▸ WORK INSTRUCTIONS: Filter the entries that follow, copying every line in which the word "Bitte" appears.

▸ DATASET:
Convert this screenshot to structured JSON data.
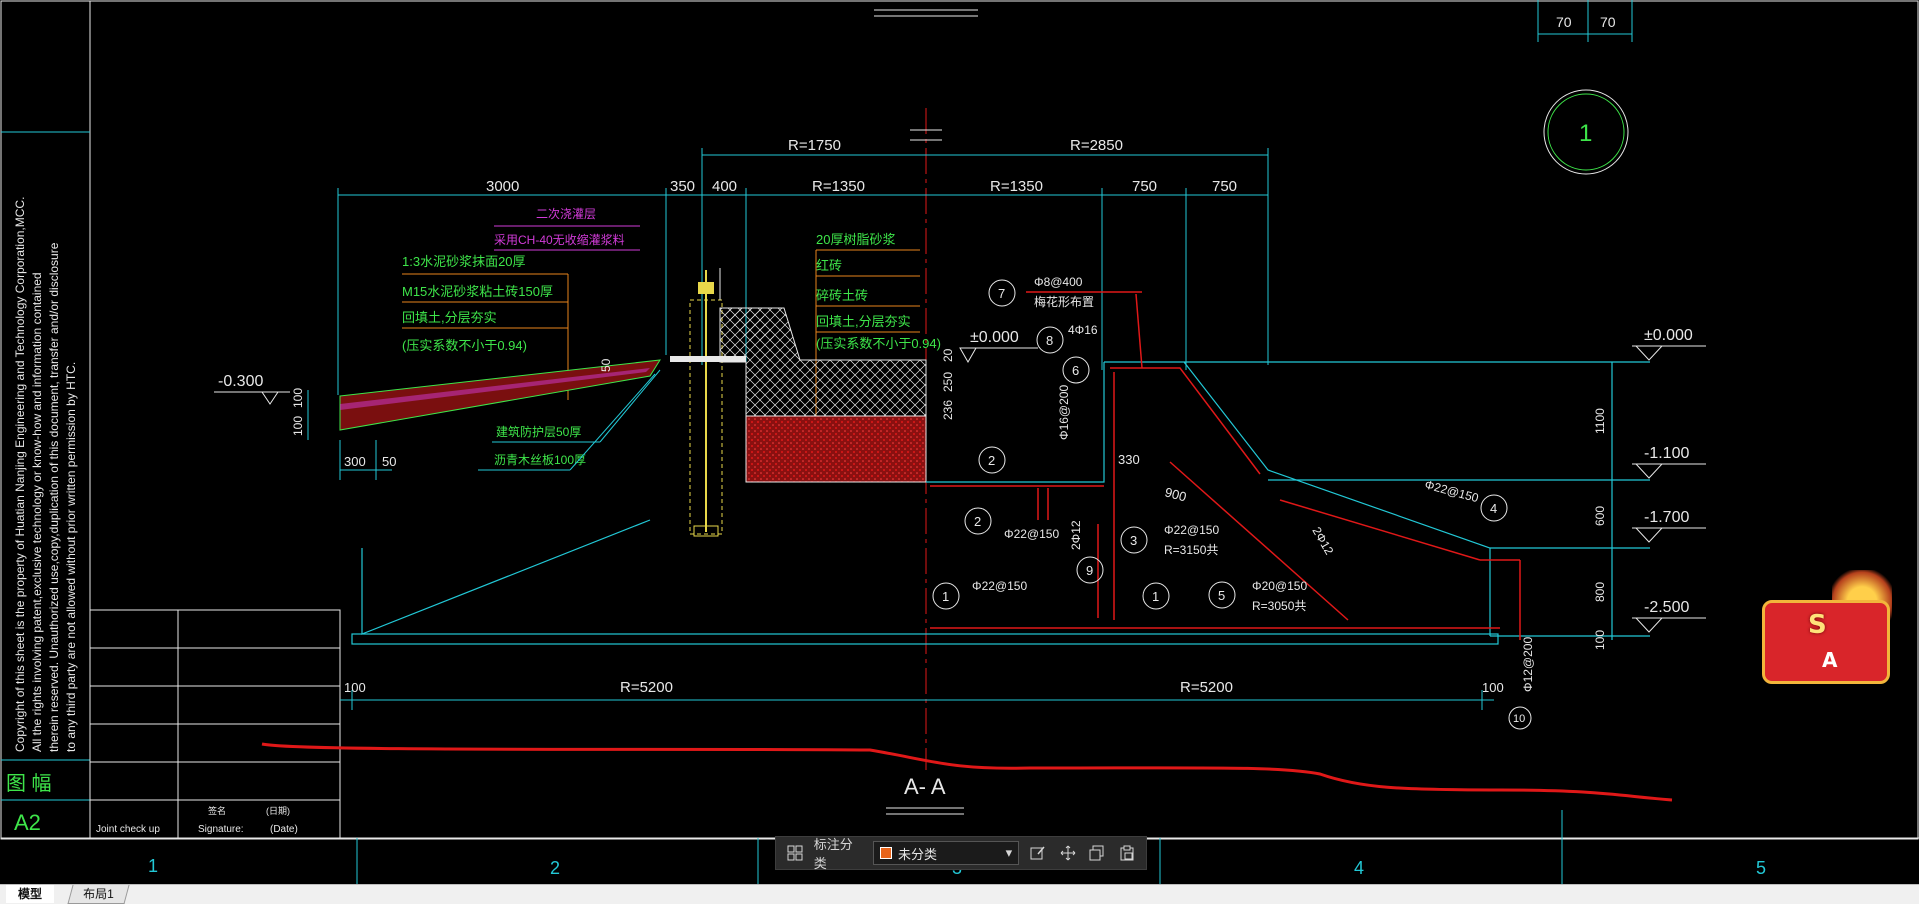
{
  "drawing": {
    "section_title": "A- A",
    "dims_top_right": [
      "70",
      "70"
    ],
    "detail_number": "1",
    "radius_top_left": "R=1750",
    "radius_top_right": "R=2850",
    "dims_row2": [
      "3000",
      "350",
      "400",
      "R=1350",
      "R=1350",
      "750",
      "750"
    ],
    "dims_bottom": [
      "100",
      "R=5200",
      "R=5200",
      "100"
    ],
    "dims_left_small": [
      "300",
      "50",
      "100",
      "100"
    ],
    "dim_50": "50",
    "dims_mid_vertical": [
      "236",
      "250",
      "20"
    ],
    "dim_330": "330",
    "dim_900": "900",
    "dims_right_vertical": [
      "1100",
      "600",
      "800",
      "100"
    ],
    "levels": [
      "-0.300",
      "±0.000",
      "±0.000",
      "-1.100",
      "-1.700",
      "-2.500"
    ],
    "left_notes": [
      "1:3水泥砂浆抹面20厚",
      "M15水泥砂浆粘土砖150厚",
      "回填土,分层夯实",
      "(压实系数不小于0.94)"
    ],
    "top_magenta_notes": [
      "二次浇灌层",
      "采用CH-40无收缩灌浆料"
    ],
    "right_notes": [
      "20厚树脂砂浆",
      "红砖",
      "碎砖土砖",
      "回填土,分层夯实",
      "(压实系数不小于0.94)"
    ],
    "bottom_left_notes": [
      "建筑防护层50厚",
      "沥青木丝板100厚"
    ],
    "rebar_labels": [
      "Φ8@400",
      "梅花形布置",
      "4Φ16",
      "Φ16@200",
      "Φ22@150",
      "2Φ12",
      "Φ22@150",
      "R=3150共",
      "Φ22@150",
      "Φ20@150",
      "R=3050共",
      "Φ22@150",
      "Φ12@200",
      "2Φ12"
    ],
    "rebar_marks": [
      "7",
      "8",
      "6",
      "2",
      "2",
      "3",
      "9",
      "1",
      "1",
      "5",
      "4",
      "10"
    ],
    "copyright_lines": [
      "Copyright of this sheet is the property of Huatian Nanjing Engineering and Technology Corporation,MCC.",
      "All the rights involving patent,exclusive technology or know-how and information contained",
      "therein reserved. Unauthorized use,copy,duplication of this document, transfer and/or disclosure",
      "to any third party are not allowed without prior written permission by HTC."
    ],
    "frame_size": "A2",
    "frame_label": "图 幅",
    "title_block": {
      "joint_check": "Joint check up",
      "signature_cn": "签名",
      "signature": "Signature:",
      "date_cn": "(日期)",
      "date": "(Date)"
    },
    "grid_numbers": [
      "1",
      "2",
      "3",
      "4",
      "5"
    ]
  },
  "toolbar": {
    "label": "标注分类",
    "select_value": "未分类"
  },
  "tabs": {
    "model": "模型",
    "layout1": "布局1"
  },
  "badge": {
    "letter": "S",
    "text": "A"
  },
  "colors": {
    "cyan": "#22c8d6",
    "green": "#3ee54a",
    "yellow": "#e8d84a",
    "red": "#e01818",
    "magenta": "#d13bd8",
    "white": "#e8e8e8",
    "orange": "#e8641b"
  }
}
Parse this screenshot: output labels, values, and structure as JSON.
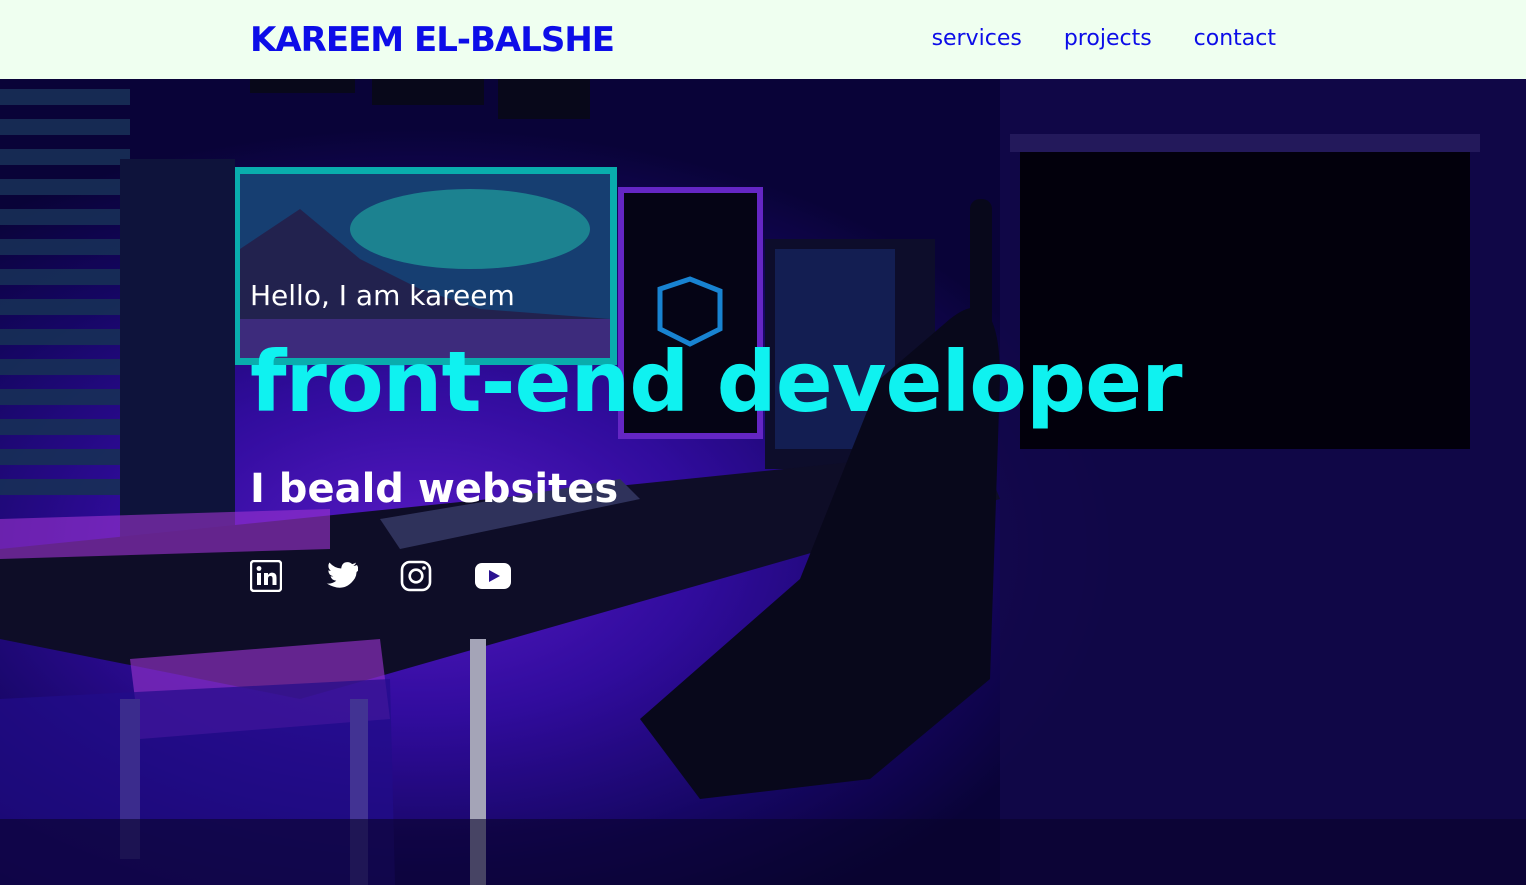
{
  "header": {
    "brand": "KAREEM EL-BALSHE",
    "nav": [
      "services",
      "projects",
      "contact"
    ]
  },
  "hero": {
    "greeting": "Hello, I am kareem",
    "role": "front-end developer",
    "tagline": "I beald websites",
    "social_icons": [
      "linkedin-icon",
      "twitter-icon",
      "instagram-icon",
      "youtube-icon"
    ]
  },
  "colors": {
    "header_bg": "#effff0",
    "brand_blue": "#0d0de8",
    "accent_cyan": "#0ff2f0",
    "hero_purple": "#3c0fc0"
  }
}
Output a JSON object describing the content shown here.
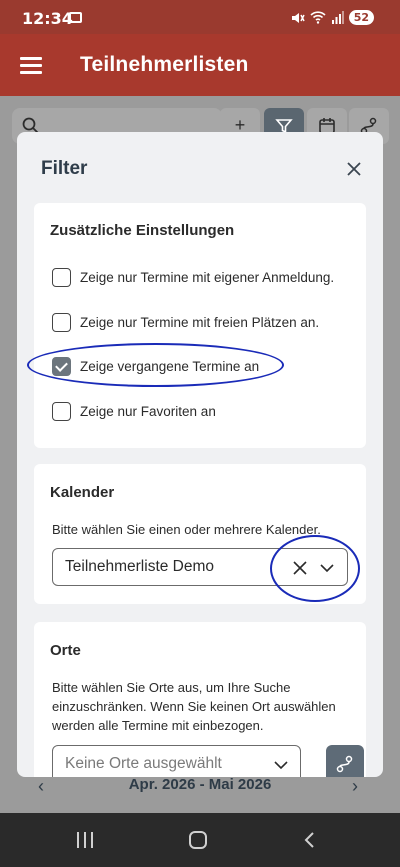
{
  "status_bar": {
    "time": "12:34",
    "battery": "52"
  },
  "app_bar": {
    "title": "Teilnehmerlisten"
  },
  "background": {
    "date_range": "Apr. 2026  -  Mai 2026"
  },
  "modal": {
    "title": "Filter",
    "settings": {
      "title": "Zusätzliche Einstellungen",
      "options": [
        {
          "label": "Zeige nur Termine mit eigener Anmeldung.",
          "checked": false
        },
        {
          "label": "Zeige nur Termine mit freien Plätzen an.",
          "checked": false
        },
        {
          "label": "Zeige vergangene Termine an",
          "checked": true
        },
        {
          "label": "Zeige nur Favoriten an",
          "checked": false
        }
      ]
    },
    "calendar": {
      "title": "Kalender",
      "help": "Bitte wählen Sie einen oder mehrere Kalender.",
      "selected": "Teilnehmerliste Demo"
    },
    "locations": {
      "title": "Orte",
      "help": "Bitte wählen Sie Orte aus, um Ihre Suche einzuschränken. Wenn Sie keinen Ort auswählen werden alle Termine mit einbezogen.",
      "placeholder": "Keine Orte ausgewählt"
    }
  },
  "colors": {
    "app_bar": "#a8392d",
    "annotation": "#1a2bb8",
    "checkbox_checked": "#6c757d"
  }
}
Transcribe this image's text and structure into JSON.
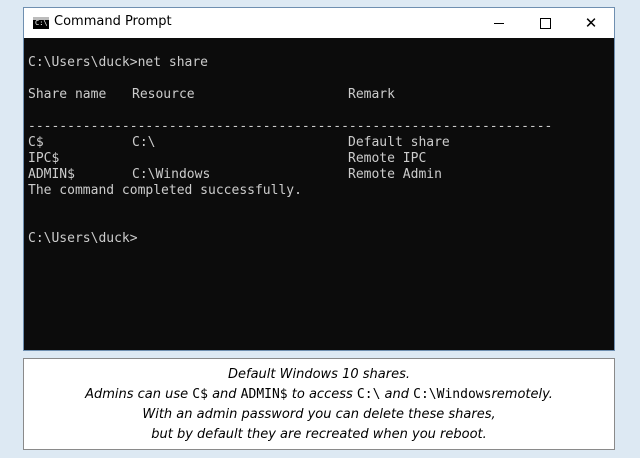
{
  "window": {
    "title": "Command Prompt",
    "icon": "cmd-icon",
    "icon_glyph": "C:\\",
    "controls": {
      "minimize": "minimize-icon",
      "maximize": "maximize-icon",
      "close": "close-icon",
      "close_glyph": "✕"
    }
  },
  "console": {
    "prompt1": "C:\\Users\\duck>net share",
    "header": {
      "share_name": "Share name",
      "resource": "Resource",
      "remark": "Remark"
    },
    "separator": "-------------------------------------------------------------------",
    "rows": [
      {
        "share": "C$",
        "resource": "C:\\",
        "remark": "Default share"
      },
      {
        "share": "IPC$",
        "resource": "",
        "remark": "Remote IPC"
      },
      {
        "share": "ADMIN$",
        "resource": "C:\\Windows",
        "remark": "Remote Admin"
      }
    ],
    "status": "The command completed successfully.",
    "prompt2": "C:\\Users\\duck>"
  },
  "caption": {
    "line1": "Default Windows 10 shares.",
    "line2": {
      "a": "Admins can use",
      "c_share": "C$",
      "and1": "and",
      "admin_share": "ADMIN$",
      "to_access": "to access",
      "c_drive": "C:\\",
      "and2": "and",
      "c_windows": "C:\\Windows",
      "remotely": "remotely."
    },
    "line3": "With an admin password you can delete these shares,",
    "line4": "but by default they are recreated when you reboot."
  }
}
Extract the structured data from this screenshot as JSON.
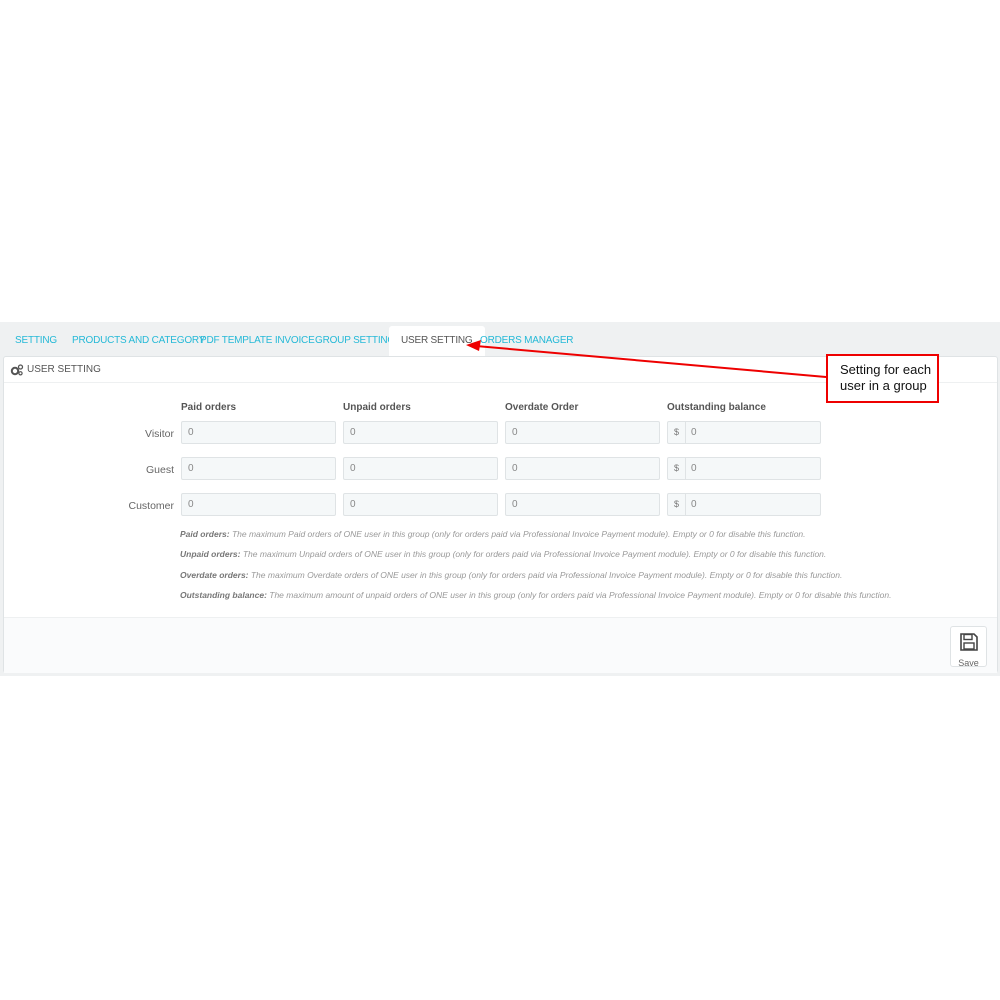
{
  "tabs": [
    {
      "label": "SETTING",
      "active": false
    },
    {
      "label": "PRODUCTS AND CATEGORY",
      "active": false
    },
    {
      "label": "PDF TEMPLATE INVOICE",
      "active": false
    },
    {
      "label": "GROUP SETTING",
      "active": false
    },
    {
      "label": "USER SETTING",
      "active": true
    },
    {
      "label": "ORDERS MANAGER",
      "active": false
    }
  ],
  "panel": {
    "title": "USER SETTING",
    "title_icon": "gears-icon",
    "columns": [
      "Paid orders",
      "Unpaid orders",
      "Overdate Order",
      "Outstanding balance"
    ],
    "currency_symbol": "$",
    "rows": [
      {
        "label": "Visitor",
        "values": [
          "0",
          "0",
          "0",
          "0"
        ]
      },
      {
        "label": "Guest",
        "values": [
          "0",
          "0",
          "0",
          "0"
        ]
      },
      {
        "label": "Customer",
        "values": [
          "0",
          "0",
          "0",
          "0"
        ]
      }
    ],
    "help": [
      {
        "term": "Paid orders:",
        "text": " The maximum Paid orders of ONE user in this group (only for orders paid via Professional Invoice Payment module). Empty or 0 for disable this function."
      },
      {
        "term": "Unpaid orders:",
        "text": " The maximum Unpaid orders of ONE user in this group (only for orders paid via Professional Invoice Payment module). Empty or 0 for disable this function."
      },
      {
        "term": "Overdate orders:",
        "text": " The maximum Overdate orders of ONE user in this group (only for orders paid via Professional Invoice Payment module). Empty or 0 for disable this function."
      },
      {
        "term": "Outstanding balance:",
        "text": " The maximum amount of unpaid orders of ONE user in this group (only for orders paid via Professional Invoice Payment module). Empty or 0 for disable this function."
      }
    ],
    "save_label": "Save",
    "save_icon": "floppy-disk-icon"
  },
  "annotation": {
    "text_line1": "Setting for each",
    "text_line2": "user in a group",
    "color": "#ee0000"
  }
}
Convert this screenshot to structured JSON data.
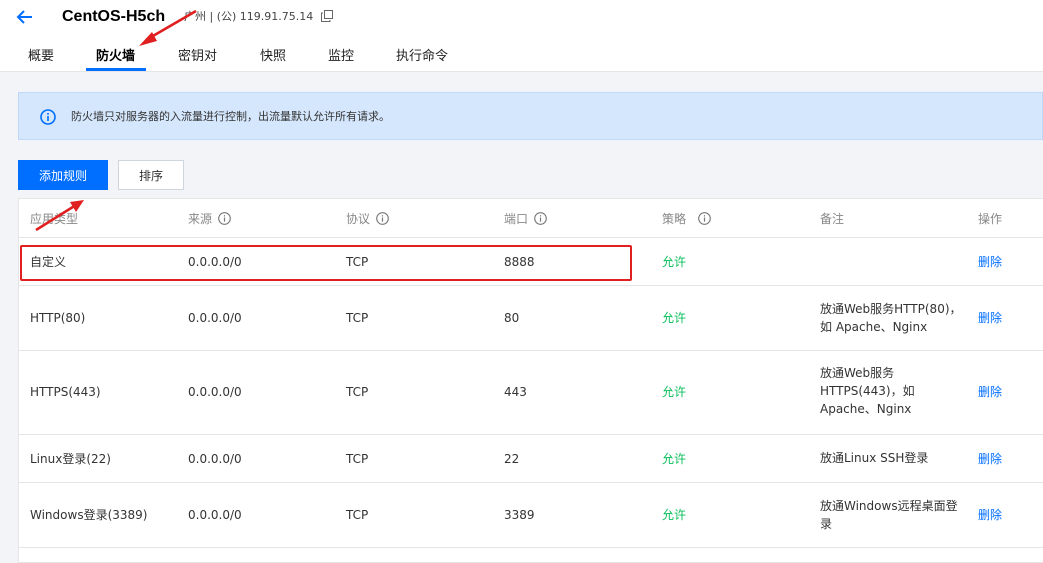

▸ EXPECTED ANSWER:
      "help": "Bitte wählen Sie einen oder mehrere Kalender.",
      "help": "Bitte wählen Sie Orte aus, um Ihre Suche einzuschränken. Wenn Sie keinen Ort auswählen werden alle Termine mit einbezogen.",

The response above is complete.